PAGE: Why did you decide to come back to Pakistan?

Farrukh Munif: This is a question often being asked to my generation. Elders expect that any one who goes abroad for studies would never come back. My submission is that our generation is willing to work in Pakistan, even at a lesser salary, provided jobs are given on merit. If my generation is able to work efficiently in an alien country, it is a clear demonstration that we are not inferior to others. Saying this much I would still say that the country needs improvement in education, better job opportunities and consistency in government policies.

PAGE: You have chosen a career in Information Technology. In your opinion what are the prospects for future growth?

Farrukh: I am a Chartered Management Accountant by profession and currently working at Sir Syed University of Engineering and Technology (SSUET) as Resource Manager for Software Technology Innovators. I divide my job responsibilities into three key areas: 1) looking after existing clients and soliciting new business, 2) providing on going support for employees for on the job training and 3) developing methodology for software development. This offers me enormous potential for growth. Being associated with SSUET, which serves some of the world technology leaders, helps me in keeping myself fully aware with the latest developments in the Information Technology.

PAGE: How do you try to overcome the possible hurdles?

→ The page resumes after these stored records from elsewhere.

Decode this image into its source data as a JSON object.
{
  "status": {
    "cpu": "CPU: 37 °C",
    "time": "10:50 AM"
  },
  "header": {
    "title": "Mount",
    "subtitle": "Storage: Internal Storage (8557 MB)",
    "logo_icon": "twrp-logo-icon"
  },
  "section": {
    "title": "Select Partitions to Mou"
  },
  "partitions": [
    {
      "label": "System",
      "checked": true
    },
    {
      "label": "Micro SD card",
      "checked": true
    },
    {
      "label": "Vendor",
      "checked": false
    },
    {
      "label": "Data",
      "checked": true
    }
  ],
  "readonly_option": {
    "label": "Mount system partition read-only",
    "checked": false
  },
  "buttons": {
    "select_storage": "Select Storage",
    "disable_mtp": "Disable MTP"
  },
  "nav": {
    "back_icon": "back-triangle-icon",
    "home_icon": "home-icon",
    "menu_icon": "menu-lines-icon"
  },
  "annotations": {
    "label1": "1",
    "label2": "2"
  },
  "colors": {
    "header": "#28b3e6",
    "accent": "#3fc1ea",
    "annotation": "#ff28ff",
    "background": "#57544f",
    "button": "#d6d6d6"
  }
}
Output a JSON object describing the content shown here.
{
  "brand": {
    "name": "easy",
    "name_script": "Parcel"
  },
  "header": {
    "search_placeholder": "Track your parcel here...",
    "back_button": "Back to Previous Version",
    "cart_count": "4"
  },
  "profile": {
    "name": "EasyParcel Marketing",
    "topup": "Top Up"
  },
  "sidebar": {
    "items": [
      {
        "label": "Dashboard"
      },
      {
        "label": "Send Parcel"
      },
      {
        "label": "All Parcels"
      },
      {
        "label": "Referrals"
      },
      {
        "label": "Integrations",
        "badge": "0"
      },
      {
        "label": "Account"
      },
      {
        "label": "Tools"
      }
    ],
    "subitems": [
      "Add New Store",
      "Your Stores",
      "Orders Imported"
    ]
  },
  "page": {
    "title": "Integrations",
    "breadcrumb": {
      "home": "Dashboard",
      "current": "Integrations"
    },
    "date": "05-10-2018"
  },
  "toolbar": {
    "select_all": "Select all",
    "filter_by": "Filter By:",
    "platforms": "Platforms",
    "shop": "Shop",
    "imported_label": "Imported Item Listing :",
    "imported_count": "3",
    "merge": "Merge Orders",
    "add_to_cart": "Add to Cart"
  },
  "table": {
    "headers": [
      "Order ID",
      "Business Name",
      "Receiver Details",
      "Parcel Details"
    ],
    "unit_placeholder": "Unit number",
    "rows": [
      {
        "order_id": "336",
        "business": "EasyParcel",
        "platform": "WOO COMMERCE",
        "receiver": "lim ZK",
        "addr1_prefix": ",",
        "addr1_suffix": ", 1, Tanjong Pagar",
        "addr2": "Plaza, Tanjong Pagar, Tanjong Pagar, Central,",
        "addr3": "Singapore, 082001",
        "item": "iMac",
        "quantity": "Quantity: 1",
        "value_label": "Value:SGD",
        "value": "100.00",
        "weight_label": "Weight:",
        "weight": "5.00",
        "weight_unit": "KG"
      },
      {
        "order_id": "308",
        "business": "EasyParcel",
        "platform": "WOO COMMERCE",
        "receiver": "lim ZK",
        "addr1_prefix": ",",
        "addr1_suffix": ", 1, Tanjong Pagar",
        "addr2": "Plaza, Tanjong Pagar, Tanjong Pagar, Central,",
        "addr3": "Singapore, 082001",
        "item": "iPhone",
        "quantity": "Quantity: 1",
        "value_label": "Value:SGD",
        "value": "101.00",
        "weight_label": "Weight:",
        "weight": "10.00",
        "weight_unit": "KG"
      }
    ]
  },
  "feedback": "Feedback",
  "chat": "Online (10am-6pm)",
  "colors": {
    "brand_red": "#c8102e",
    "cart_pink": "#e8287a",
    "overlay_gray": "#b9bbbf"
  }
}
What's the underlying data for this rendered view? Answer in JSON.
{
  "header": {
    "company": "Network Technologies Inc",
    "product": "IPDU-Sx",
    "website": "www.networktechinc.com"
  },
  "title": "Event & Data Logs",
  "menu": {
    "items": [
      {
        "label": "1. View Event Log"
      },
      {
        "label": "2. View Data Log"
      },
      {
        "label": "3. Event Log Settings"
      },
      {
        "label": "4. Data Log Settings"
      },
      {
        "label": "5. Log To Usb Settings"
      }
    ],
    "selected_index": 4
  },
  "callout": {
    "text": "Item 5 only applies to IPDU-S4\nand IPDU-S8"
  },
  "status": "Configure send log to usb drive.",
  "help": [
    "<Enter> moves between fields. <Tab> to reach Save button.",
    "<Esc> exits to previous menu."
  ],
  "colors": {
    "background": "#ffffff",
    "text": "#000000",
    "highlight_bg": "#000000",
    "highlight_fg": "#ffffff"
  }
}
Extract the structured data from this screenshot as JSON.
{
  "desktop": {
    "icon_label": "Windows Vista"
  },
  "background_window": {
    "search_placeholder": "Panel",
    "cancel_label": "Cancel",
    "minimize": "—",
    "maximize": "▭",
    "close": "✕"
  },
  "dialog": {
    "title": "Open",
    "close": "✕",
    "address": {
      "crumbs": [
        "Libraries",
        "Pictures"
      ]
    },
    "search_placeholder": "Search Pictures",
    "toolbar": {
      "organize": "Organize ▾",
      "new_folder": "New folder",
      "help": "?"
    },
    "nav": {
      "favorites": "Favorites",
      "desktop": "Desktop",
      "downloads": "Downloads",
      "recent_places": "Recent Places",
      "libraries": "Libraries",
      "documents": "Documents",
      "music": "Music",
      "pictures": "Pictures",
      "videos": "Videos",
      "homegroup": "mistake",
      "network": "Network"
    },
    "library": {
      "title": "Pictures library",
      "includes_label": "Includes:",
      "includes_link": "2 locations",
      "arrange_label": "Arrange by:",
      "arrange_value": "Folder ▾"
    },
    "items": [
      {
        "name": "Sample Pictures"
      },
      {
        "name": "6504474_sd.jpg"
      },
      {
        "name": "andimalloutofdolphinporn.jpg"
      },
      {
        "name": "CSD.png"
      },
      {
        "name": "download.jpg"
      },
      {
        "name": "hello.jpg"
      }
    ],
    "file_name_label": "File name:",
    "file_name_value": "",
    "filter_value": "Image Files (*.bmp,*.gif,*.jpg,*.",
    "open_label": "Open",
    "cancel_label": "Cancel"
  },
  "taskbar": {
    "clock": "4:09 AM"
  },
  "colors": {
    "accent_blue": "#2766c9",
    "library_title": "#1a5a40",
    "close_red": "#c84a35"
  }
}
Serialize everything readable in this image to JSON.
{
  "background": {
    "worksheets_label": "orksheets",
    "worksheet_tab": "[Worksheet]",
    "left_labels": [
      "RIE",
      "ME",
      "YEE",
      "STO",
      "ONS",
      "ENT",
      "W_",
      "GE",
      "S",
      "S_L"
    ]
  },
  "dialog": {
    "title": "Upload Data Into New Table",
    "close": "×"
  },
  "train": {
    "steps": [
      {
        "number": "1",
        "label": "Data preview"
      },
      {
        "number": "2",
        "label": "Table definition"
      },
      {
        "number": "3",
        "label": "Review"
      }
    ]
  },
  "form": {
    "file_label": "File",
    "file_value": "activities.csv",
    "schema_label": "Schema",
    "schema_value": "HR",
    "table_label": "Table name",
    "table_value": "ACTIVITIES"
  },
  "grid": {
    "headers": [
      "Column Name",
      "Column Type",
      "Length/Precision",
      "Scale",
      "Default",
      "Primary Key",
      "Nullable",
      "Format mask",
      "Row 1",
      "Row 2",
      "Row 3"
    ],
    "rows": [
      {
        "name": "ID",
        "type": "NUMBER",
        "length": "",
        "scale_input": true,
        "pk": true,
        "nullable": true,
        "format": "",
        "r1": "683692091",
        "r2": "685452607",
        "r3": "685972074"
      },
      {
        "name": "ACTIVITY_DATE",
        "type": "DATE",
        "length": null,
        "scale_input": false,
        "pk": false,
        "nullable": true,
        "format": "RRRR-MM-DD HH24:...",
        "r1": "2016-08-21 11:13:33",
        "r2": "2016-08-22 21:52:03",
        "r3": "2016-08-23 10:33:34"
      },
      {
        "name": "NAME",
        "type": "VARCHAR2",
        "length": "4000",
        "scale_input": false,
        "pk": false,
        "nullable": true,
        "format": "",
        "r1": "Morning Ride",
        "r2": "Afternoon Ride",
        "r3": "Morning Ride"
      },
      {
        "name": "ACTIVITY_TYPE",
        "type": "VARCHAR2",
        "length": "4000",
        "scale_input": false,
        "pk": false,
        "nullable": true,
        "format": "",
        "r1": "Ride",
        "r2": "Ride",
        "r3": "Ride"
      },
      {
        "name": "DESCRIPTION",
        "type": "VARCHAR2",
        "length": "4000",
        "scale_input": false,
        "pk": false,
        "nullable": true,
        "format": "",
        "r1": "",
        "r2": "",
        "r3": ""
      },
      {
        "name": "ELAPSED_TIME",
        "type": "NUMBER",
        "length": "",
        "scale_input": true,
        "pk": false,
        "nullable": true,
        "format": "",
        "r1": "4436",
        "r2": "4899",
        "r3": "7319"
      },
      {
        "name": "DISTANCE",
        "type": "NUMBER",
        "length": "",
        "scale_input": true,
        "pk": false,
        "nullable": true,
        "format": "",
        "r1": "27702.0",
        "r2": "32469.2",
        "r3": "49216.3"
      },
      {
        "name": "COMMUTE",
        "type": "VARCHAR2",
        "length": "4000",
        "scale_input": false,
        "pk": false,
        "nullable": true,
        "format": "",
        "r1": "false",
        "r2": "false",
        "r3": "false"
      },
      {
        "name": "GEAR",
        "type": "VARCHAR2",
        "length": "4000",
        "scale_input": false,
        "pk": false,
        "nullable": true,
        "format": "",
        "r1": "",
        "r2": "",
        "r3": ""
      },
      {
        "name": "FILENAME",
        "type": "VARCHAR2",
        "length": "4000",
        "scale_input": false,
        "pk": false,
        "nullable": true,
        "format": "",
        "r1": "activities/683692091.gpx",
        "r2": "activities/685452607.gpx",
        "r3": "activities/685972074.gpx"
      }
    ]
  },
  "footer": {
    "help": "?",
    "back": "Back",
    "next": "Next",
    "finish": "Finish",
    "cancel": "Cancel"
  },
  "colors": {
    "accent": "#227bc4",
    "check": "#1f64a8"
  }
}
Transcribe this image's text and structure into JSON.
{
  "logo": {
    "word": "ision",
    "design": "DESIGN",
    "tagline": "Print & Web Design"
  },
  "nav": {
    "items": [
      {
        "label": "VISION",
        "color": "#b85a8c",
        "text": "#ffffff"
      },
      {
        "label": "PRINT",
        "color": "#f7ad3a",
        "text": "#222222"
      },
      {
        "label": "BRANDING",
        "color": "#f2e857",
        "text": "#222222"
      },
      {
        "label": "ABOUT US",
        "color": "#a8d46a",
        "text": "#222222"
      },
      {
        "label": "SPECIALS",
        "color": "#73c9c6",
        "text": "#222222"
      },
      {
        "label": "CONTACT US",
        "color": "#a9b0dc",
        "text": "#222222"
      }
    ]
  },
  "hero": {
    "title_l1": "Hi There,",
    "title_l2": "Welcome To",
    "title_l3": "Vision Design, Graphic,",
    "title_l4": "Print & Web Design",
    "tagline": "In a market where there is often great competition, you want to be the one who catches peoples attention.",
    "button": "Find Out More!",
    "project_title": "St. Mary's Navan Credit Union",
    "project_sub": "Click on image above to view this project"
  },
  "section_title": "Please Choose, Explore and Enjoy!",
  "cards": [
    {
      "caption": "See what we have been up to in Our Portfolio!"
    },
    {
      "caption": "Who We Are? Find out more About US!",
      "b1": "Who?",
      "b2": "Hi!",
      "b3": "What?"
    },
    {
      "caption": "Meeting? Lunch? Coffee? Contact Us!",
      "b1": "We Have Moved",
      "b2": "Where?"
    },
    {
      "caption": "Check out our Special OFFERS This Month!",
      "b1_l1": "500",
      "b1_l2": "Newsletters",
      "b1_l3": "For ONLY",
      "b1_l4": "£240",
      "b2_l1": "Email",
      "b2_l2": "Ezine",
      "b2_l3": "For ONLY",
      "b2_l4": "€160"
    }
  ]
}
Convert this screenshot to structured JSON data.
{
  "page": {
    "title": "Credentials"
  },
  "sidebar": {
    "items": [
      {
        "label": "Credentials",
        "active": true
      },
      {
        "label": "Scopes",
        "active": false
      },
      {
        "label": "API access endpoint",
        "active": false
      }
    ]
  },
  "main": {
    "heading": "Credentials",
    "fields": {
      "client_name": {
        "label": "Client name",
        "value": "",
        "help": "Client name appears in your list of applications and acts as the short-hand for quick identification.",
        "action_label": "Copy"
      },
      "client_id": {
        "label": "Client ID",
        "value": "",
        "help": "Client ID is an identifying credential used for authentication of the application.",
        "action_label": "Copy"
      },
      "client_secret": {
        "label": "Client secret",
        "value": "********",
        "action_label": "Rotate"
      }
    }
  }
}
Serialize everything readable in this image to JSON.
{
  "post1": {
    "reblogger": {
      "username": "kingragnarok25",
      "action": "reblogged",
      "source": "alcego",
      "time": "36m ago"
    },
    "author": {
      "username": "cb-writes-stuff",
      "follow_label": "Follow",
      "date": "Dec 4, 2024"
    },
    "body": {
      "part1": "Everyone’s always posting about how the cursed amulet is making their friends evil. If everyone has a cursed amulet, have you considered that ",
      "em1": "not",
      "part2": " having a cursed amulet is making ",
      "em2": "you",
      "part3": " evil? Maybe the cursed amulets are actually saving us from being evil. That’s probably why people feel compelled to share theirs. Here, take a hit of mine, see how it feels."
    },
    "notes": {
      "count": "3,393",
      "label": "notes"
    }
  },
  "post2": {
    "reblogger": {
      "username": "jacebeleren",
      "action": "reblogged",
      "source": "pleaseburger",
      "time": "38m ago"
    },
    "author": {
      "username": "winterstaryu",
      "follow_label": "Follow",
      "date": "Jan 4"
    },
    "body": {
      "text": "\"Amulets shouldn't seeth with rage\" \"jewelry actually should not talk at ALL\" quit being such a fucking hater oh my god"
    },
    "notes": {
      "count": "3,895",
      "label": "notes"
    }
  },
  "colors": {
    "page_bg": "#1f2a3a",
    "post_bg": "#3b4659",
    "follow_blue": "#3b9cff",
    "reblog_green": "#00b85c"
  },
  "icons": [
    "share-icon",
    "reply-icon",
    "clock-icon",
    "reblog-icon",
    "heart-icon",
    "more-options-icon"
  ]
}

Farrukh: My association with SSUET also envisages helping students. SSUET offer a conducive environment for learning and its fees is lower than any public or private university. SSUET not only help graduates in seeking good job opportunities but the University is always in touch with its graduates. SSUET is also supported by some of the leading charitable institutions. With their help SSUET has been able to get computers free of cost which in turn help it in keeping the fees low. SSUET has the largest number of computers, all branded. Working for the world leaders also help in learning about new technologies, which in turn help us serve other clients in a better manner.

PAGE: A large number of SSUET graduates are working for world leaders in technology. What are your suggestions for improving their skills?

Farrukh: You know that the government has assigned highest priority to Information Technology. Various departments are involved but they lack coordination. In my humble opinion all the concerned departments should be put under one grand umbrella. Software developers should be encouraged to open their offices abroad because the overseas clients desire this. Another factor which has been highlighted again and again is the PTCL charges. These charges are prohibitive and a major hurdle in transfer of data between clients and software developers. This issue must be resolved at the earliest. Software developers should also seek to introduce CMM and ISO standards into their development process.

PAGE: Will you please explain the term CMM you have just used?

Farrukh: It is a certification provided by Software Engineering Institute (SEI) of USA and stands for Capability Maturity Model for software development standards. This certification helps software developers in soliciting business from reputed clients. Allow me to explain this by referring to ISO certification. If any company acquires this certification, it is a testimony that they follow a documented process which also ensures quality standards.

PAGE: What are your suggestions in the regard?

Farrukh: First of all an awareness has to be created about the importance of CMM and then software houses should be encouraged to get this certification. This is a rather expensive proposal and very few local software companies will be able to afford the cost. I suggest that the government should invite people from SEI to let the local developers know all about this certification. Since the fees to acquire certification is very high the government should also provide subsidy to software developers.